Pain, Arthritis, and Famous
Who am I? I can barely recognize myself because the rheumatoid arthritis has severely deformed my hands, my feet and my legs. The first 50 years of my life from 1841 to 1891 must have been in another body because this one cannot even hold up my favorite pipe or roll my favorite cigarettes. This decrepit shell has really failed me now that one side is nearly completely paralyzed. The doctors say I had a stroke, but I don't know if that is right because my neck hurts me something fierce. Luckily, I am ambidextrous so that I can continue my work at creating beauty.
Although I have been offered the latest chemicals like antipyrine, I prefer not to use treatments that could interfere with my creativity. My goal is to just keep moving. So, I have taken up juggling daily to keep my arms and hands limber. I also enjoy playing billiards because I have to get into so many different poses just for a chance to beat my wife. With each bend in the knee or twist of the arm, I believe I can maintain my physical abilities just a little while longer before the arthritis completely overtakes me. And nothing is more challenging than a good game of bilboquet.
Lately, I have been visiting France to partake in the warm waters at the numerous spas such as Vichy, Bourbonne-les-Bains, and Aix-les-Bains. All my poor aching joints feel so much better immersed in warm water. If I cannot go to a spa, then I keep my hands and feet wrapped in wool. Anything to stay warm, even cuddling with cats while I work with my paints.
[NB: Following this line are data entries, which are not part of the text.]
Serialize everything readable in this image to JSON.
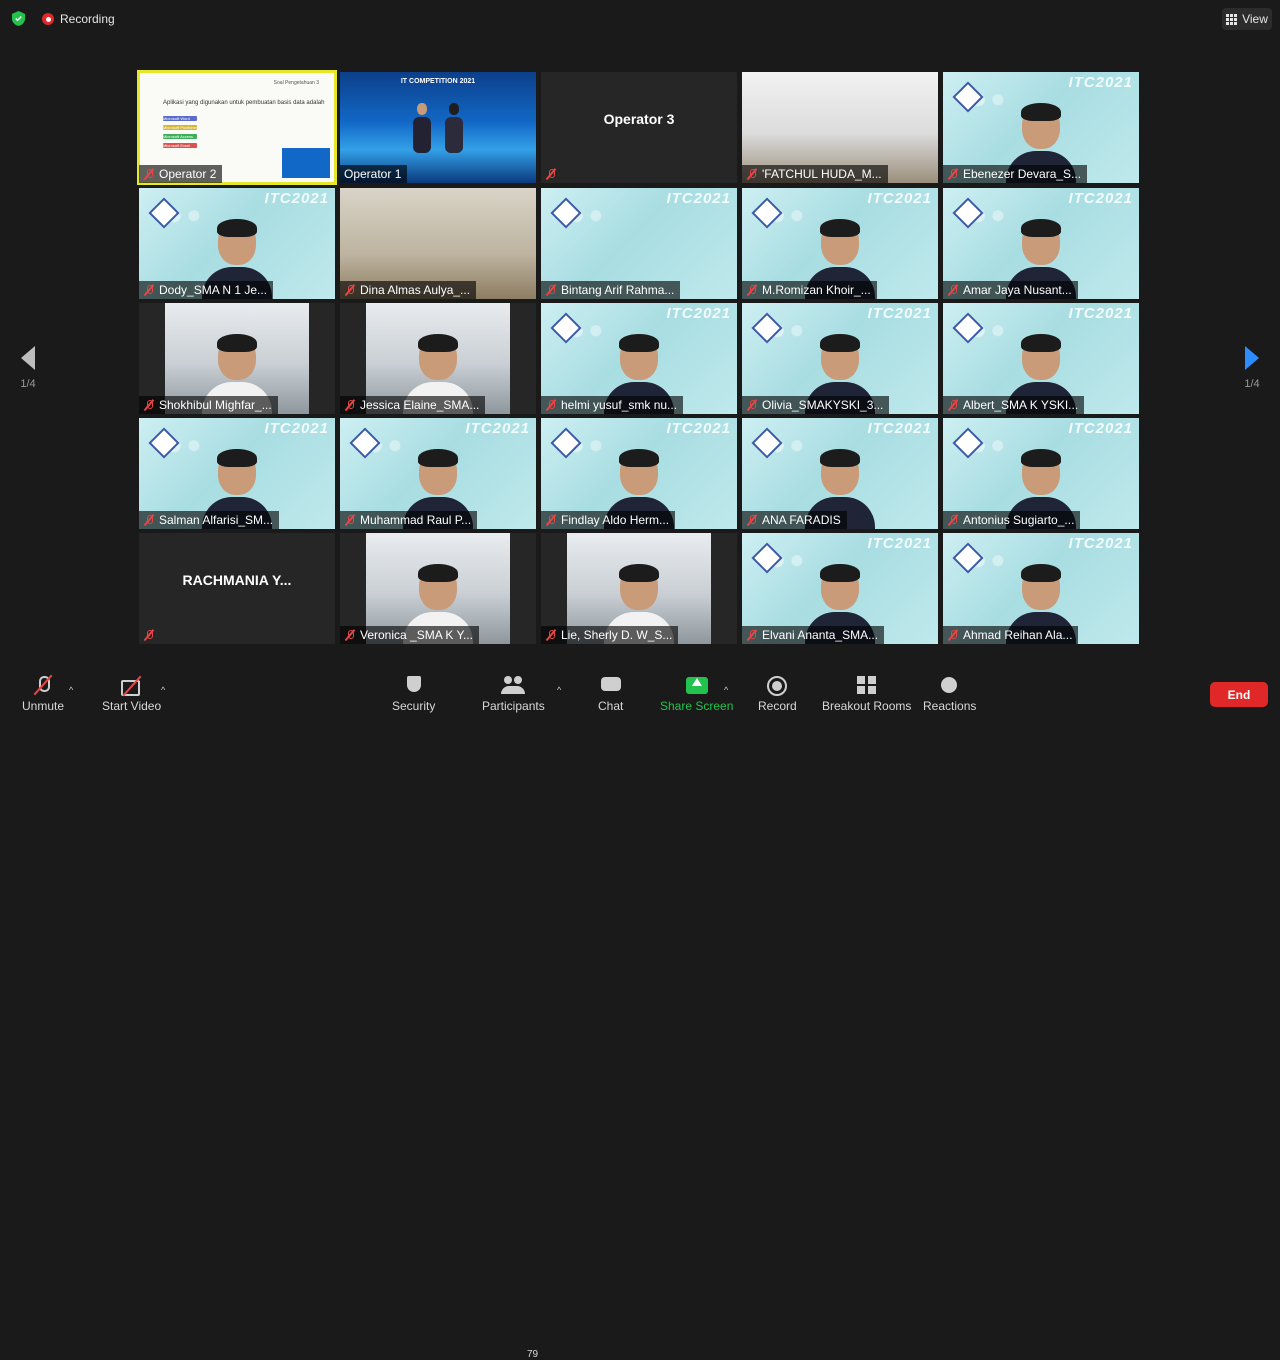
{
  "top": {
    "recording_label": "Recording",
    "view_label": "View"
  },
  "pager": {
    "left_label": "1/4",
    "right_label": "1/4"
  },
  "slide": {
    "header": "Soal Pengetahuan 3",
    "question": "Aplikasi yang digunakan untuk pembuatan basis data adalah",
    "options": [
      "Microsoft Word",
      "Microsoft Publisher",
      "Microsoft Access",
      "Microsoft Excel"
    ],
    "option_colors": [
      "#5b6cc8",
      "#d4b632",
      "#3fae5a",
      "#d9534f"
    ]
  },
  "stage": {
    "banner": "IT COMPETITION 2021"
  },
  "itc_logo": "ITC2021",
  "participants": [
    {
      "name": "Operator 2",
      "type": "slide",
      "muted": true,
      "active": true
    },
    {
      "name": "Operator 1",
      "type": "stage",
      "muted": false
    },
    {
      "name": "Operator 3",
      "type": "name",
      "muted": true
    },
    {
      "name": "'FATCHUL HUDA_M...",
      "type": "ceiling",
      "muted": true
    },
    {
      "name": "Ebenezer Devara_S...",
      "type": "itc",
      "muted": true
    },
    {
      "name": "Dody_SMA N 1 Je...",
      "type": "itc",
      "muted": true
    },
    {
      "name": "Dina Almas Aulya_...",
      "type": "room",
      "muted": true
    },
    {
      "name": "Bintang Arif Rahma...",
      "type": "itc-empty",
      "muted": true
    },
    {
      "name": "M.Romizan Khoir_...",
      "type": "itc",
      "muted": true
    },
    {
      "name": "Amar Jaya Nusant...",
      "type": "itc",
      "muted": true
    },
    {
      "name": "Shokhibul Mighfar_...",
      "type": "webcam",
      "muted": true
    },
    {
      "name": "Jessica Elaine_SMA...",
      "type": "webcam",
      "muted": true
    },
    {
      "name": "helmi yusuf_smk nu...",
      "type": "itc",
      "muted": true
    },
    {
      "name": "Olivia_SMAKYSKI_3...",
      "type": "itc",
      "muted": true
    },
    {
      "name": "Albert_SMA K YSKI...",
      "type": "itc",
      "muted": true
    },
    {
      "name": "Salman Alfarisi_SM...",
      "type": "itc",
      "muted": true
    },
    {
      "name": "Muhammad Raul P...",
      "type": "itc",
      "muted": true
    },
    {
      "name": "Findlay Aldo Herm...",
      "type": "itc",
      "muted": true
    },
    {
      "name": "ANA FARADIS",
      "type": "itc",
      "muted": true
    },
    {
      "name": "Antonius Sugiarto_...",
      "type": "itc",
      "muted": true
    },
    {
      "name": "RACHMANIA Y...",
      "type": "name",
      "muted": true
    },
    {
      "name": "Veronica _SMA K Y...",
      "type": "webcam",
      "muted": true
    },
    {
      "name": "Lie, Sherly D. W_S...",
      "type": "webcam",
      "muted": true
    },
    {
      "name": "Elvani Ananta_SMA...",
      "type": "itc",
      "muted": true
    },
    {
      "name": "Ahmad Reihan Ala...",
      "type": "itc",
      "muted": true
    }
  ],
  "toolbar": {
    "unmute": "Unmute",
    "start_video": "Start Video",
    "security": "Security",
    "participants": "Participants",
    "participants_count": "79",
    "chat": "Chat",
    "share_screen": "Share Screen",
    "record": "Record",
    "breakout_rooms": "Breakout Rooms",
    "reactions": "Reactions",
    "end": "End"
  },
  "colors": {
    "background": "#1a1a1a",
    "active_speaker": "#e7e72a",
    "share_green": "#23c24f",
    "end_red": "#e02828",
    "muted_red": "#e84545",
    "accent_blue": "#2d8cff"
  },
  "icons": {
    "security": "shield-icon",
    "participants": "people-icon",
    "chat": "chat-icon",
    "share": "share-screen-icon",
    "record": "record-icon",
    "breakout": "breakout-rooms-icon",
    "reactions": "reactions-icon"
  }
}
When it gets difficult to work the canvas, I use my special easel which moves the canvas for me. My latest painting that required my rolling canvas is called Les Grandes Baigneuses. I use other adaptive devices like my walking sticks with rubber tips that will not slip or my wheelchairs that allow me visit the galleries still. But nothing has been more important to me than my attitude. When the pain wakes me up at night, I just grab a paintbrush and create something beautiful to get my mind off the crippling pain. As I told my friend Matisse, "The pain passes, but the beauty remains". That is why I still paint despite the ravages that rheumatoid arthritis has done to my body.
Even you may not be able to recognize me with my deformed hands and crippled body. Who am I? I am Pierre-Auguste Renoir; I am famous, I am in pain, and I have arthritis.